Sunday, February 26, 2012

New Handwork in February

Don't get me wrong--I love printed fabric--but recently I've been experimenting with solid fabrics and even a totally different color scheme. I've been exposed to new things and to new places.

Two weeks ago I flew to Santa Fe and got to film a segment of The Quilt Show with friends Ricky Tims and Alex Anderson. The all-morning session was set within the exhibitions halls of the Museum of Indian Art & Culture. How could you not get inspired surrounded by beautiful art, baskets, weaving, and pottery? The Museum is a magical place but you can even see some of the Museum's exhibitions on the web-here's a link  .

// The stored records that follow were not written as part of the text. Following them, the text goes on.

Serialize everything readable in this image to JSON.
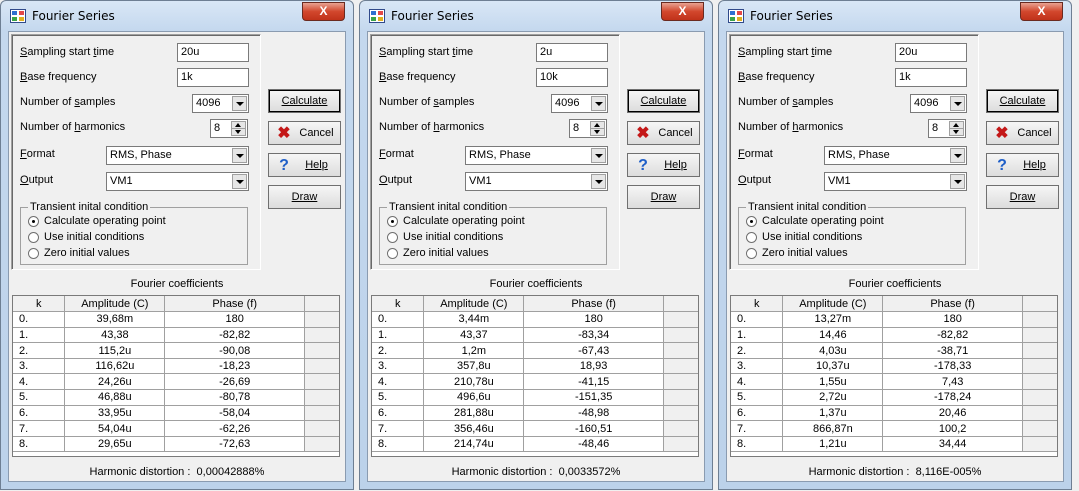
{
  "windows": [
    {
      "title": "Fourier Series",
      "close_label": "X",
      "labels": {
        "sampling_start_time": [
          "S",
          "ampling start ",
          "t",
          "ime"
        ],
        "base_frequency": [
          "B",
          "ase frequency"
        ],
        "number_of_samples": [
          "Number of ",
          "s",
          "amples"
        ],
        "number_of_harmonics": [
          "Number of ",
          "h",
          "armonics"
        ],
        "format": [
          "F",
          "ormat"
        ],
        "output": [
          "O",
          "utput"
        ]
      },
      "sampling_start_time": "20u",
      "base_frequency": "1k",
      "number_of_samples": "4096",
      "number_of_harmonics": "8",
      "format": "RMS, Phase",
      "output": "VM1",
      "transient_title": "Transient inital condition",
      "transient_options": [
        {
          "label": "Calculate operating point",
          "selected": true
        },
        {
          "label": "Use initial conditions",
          "selected": false
        },
        {
          "label": "Zero initial values",
          "selected": false
        }
      ],
      "buttons": {
        "calculate": "Calculate",
        "cancel": "Cancel",
        "help": "Help",
        "draw": "Draw"
      },
      "coef_title": "Fourier coefficients",
      "columns": [
        "k",
        "Amplitude (C)",
        "Phase (f)"
      ],
      "rows": [
        [
          "0.",
          "39,68m",
          "180"
        ],
        [
          "1.",
          "43,38",
          "-82,82"
        ],
        [
          "2.",
          "115,2u",
          "-90,08"
        ],
        [
          "3.",
          "116,62u",
          "-18,23"
        ],
        [
          "4.",
          "24,26u",
          "-26,69"
        ],
        [
          "5.",
          "46,88u",
          "-80,78"
        ],
        [
          "6.",
          "33,95u",
          "-58,04"
        ],
        [
          "7.",
          "54,04u",
          "-62,26"
        ],
        [
          "8.",
          "29,65u",
          "-72,63"
        ]
      ],
      "distortion_label": "Harmonic distortion :",
      "distortion_value": "0,00042888%"
    },
    {
      "title": "Fourier Series",
      "close_label": "X",
      "labels": {
        "sampling_start_time": [
          "S",
          "ampling start ",
          "t",
          "ime"
        ],
        "base_frequency": [
          "B",
          "ase frequency"
        ],
        "number_of_samples": [
          "Number of ",
          "s",
          "amples"
        ],
        "number_of_harmonics": [
          "Number of ",
          "h",
          "armonics"
        ],
        "format": [
          "F",
          "ormat"
        ],
        "output": [
          "O",
          "utput"
        ]
      },
      "sampling_start_time": "2u",
      "base_frequency": "10k",
      "number_of_samples": "4096",
      "number_of_harmonics": "8",
      "format": "RMS, Phase",
      "output": "VM1",
      "transient_title": "Transient inital condition",
      "transient_options": [
        {
          "label": "Calculate operating point",
          "selected": true
        },
        {
          "label": "Use initial conditions",
          "selected": false
        },
        {
          "label": "Zero initial values",
          "selected": false
        }
      ],
      "buttons": {
        "calculate": "Calculate",
        "cancel": "Cancel",
        "help": "Help",
        "draw": "Draw"
      },
      "coef_title": "Fourier coefficients",
      "columns": [
        "k",
        "Amplitude (C)",
        "Phase (f)"
      ],
      "rows": [
        [
          "0.",
          "3,44m",
          "180"
        ],
        [
          "1.",
          "43,37",
          "-83,34"
        ],
        [
          "2.",
          "1,2m",
          "-67,43"
        ],
        [
          "3.",
          "357,8u",
          "18,93"
        ],
        [
          "4.",
          "210,78u",
          "-41,15"
        ],
        [
          "5.",
          "496,6u",
          "-151,35"
        ],
        [
          "6.",
          "281,88u",
          "-48,98"
        ],
        [
          "7.",
          "356,46u",
          "-160,51"
        ],
        [
          "8.",
          "214,74u",
          "-48,46"
        ]
      ],
      "distortion_label": "Harmonic distortion :",
      "distortion_value": "0,0033572%"
    },
    {
      "title": "Fourier Series",
      "close_label": "X",
      "labels": {
        "sampling_start_time": [
          "S",
          "ampling start ",
          "t",
          "ime"
        ],
        "base_frequency": [
          "B",
          "ase frequency"
        ],
        "number_of_samples": [
          "Number of ",
          "s",
          "amples"
        ],
        "number_of_harmonics": [
          "Number of ",
          "h",
          "armonics"
        ],
        "format": [
          "F",
          "ormat"
        ],
        "output": [
          "O",
          "utput"
        ]
      },
      "sampling_start_time": "20u",
      "base_frequency": "1k",
      "number_of_samples": "4096",
      "number_of_harmonics": "8",
      "format": "RMS, Phase",
      "output": "VM1",
      "transient_title": "Transient inital condition",
      "transient_options": [
        {
          "label": "Calculate operating point",
          "selected": true
        },
        {
          "label": "Use initial conditions",
          "selected": false
        },
        {
          "label": "Zero initial values",
          "selected": false
        }
      ],
      "buttons": {
        "calculate": "Calculate",
        "cancel": "Cancel",
        "help": "Help",
        "draw": "Draw"
      },
      "coef_title": "Fourier coefficients",
      "columns": [
        "k",
        "Amplitude (C)",
        "Phase (f)"
      ],
      "rows": [
        [
          "0.",
          "13,27m",
          "180"
        ],
        [
          "1.",
          "14,46",
          "-82,82"
        ],
        [
          "2.",
          "4,03u",
          "-38,71"
        ],
        [
          "3.",
          "10,37u",
          "-178,33"
        ],
        [
          "4.",
          "1,55u",
          "7,43"
        ],
        [
          "5.",
          "2,72u",
          "-178,24"
        ],
        [
          "6.",
          "1,37u",
          "20,46"
        ],
        [
          "7.",
          "866,87n",
          "100,2"
        ],
        [
          "8.",
          "1,21u",
          "34,44"
        ]
      ],
      "distortion_label": "Harmonic distortion :",
      "distortion_value": "8,116E-005%"
    }
  ]
}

In the filming we talked about, and I demonstrated, two different hand techniques: sashiko (Japanese quilting) and the  folded patchwork block called Roof Tile on the Isle of Man but better-known as Log Cabin here in America.

In preparation for the filming, I made a whole wall hanging by hand. The centers of the blocks were squares of bleached vintage linen and the strips various cottons and linen-cotton blends.

Using the center large needle from the Big Stitch pack and ivory #12 perle Presencia cotton, I knew the hand stitching would show well on the dark backing fabric. After completing sixteen blocks, they were sewn in rows and all back seams appliqued together with #60 (thin but very strong) indigo thread.

On the back of the wall hanging, you can clearly see the spiral of white stitches against the indigo fabric and don't even notice that the block backings are seamed together. In researching the pattern, I've learned that the continuous spiral of stitches was considered good luck and that this trail of stitches, and quilt-as-you-go technique, is one of the primary difference between Roof Tile and Log Cabin. Other differences: the strips are folded back 1/3 at a time and there's no batting needed in this quilt.

Some quilt historians theorize that Roof Tile is actually the English ancestor of Log Cabin and the fact that we can't accurately document any American Log Cabin quilts older than the late 1850's does indeed suggest Roof Tile might have migrated with settlers to the United States. Many people from Ireland, the Isle of Man, and northern England arrived here between 1820 and 1860 and brought their skills and culture with them.

What Americans added to this quilt pattern is typical--we turned it into a one-layer patchwork pattern like the other quilts we were used to making and gave it a familiar name. The log cabin was already an American icon by 1850 and several presidential candidates, from Harrison to Lincoln, would use the log cabin as a symbol in their campaigns to illustrate their humble roots. "Born in a log cabin on the frontier-" offered proof of a candidate's humble beginnings and even suggested that he would bring a fresh non-politician's view to the office. Sometimes I wonder if times have really changed that much!


  1. Hi Pepper! I'm watching the Quilt Show right now and am so fascinated with the technique. So looking forward to setting up a hand stitching project to take along. Thanks so much!
    Barb Jansz

  2. Thank you so much I am inspired I have watched and watched again your visit to TQS I have started a tiled quilt and it is now 32x40 I plan to make it larger. I was hoping to send you a photo however I couldn't see any way of attaching to this email.

  3. From UK: I have just watched your TQS episode-i now know what to do with all the non-cotton clothing that I can't find a patchworky use for, thanks for sharing with us! I feel ANOTHER WIP project coming on! I had never come across this before.

  4. Hi Pepper, can I get your Big Stitch needles anywhere in the UK or online as I think they would be great to use.

  5. Hi Mary-Sorry my blog did not report your comment so i am months late. Have you called Quilters Haven in Wickham Market? Karin Hellaby (the owner) if she does not have the Big Stitch needles presently in stock can surely get them for you. Good luck!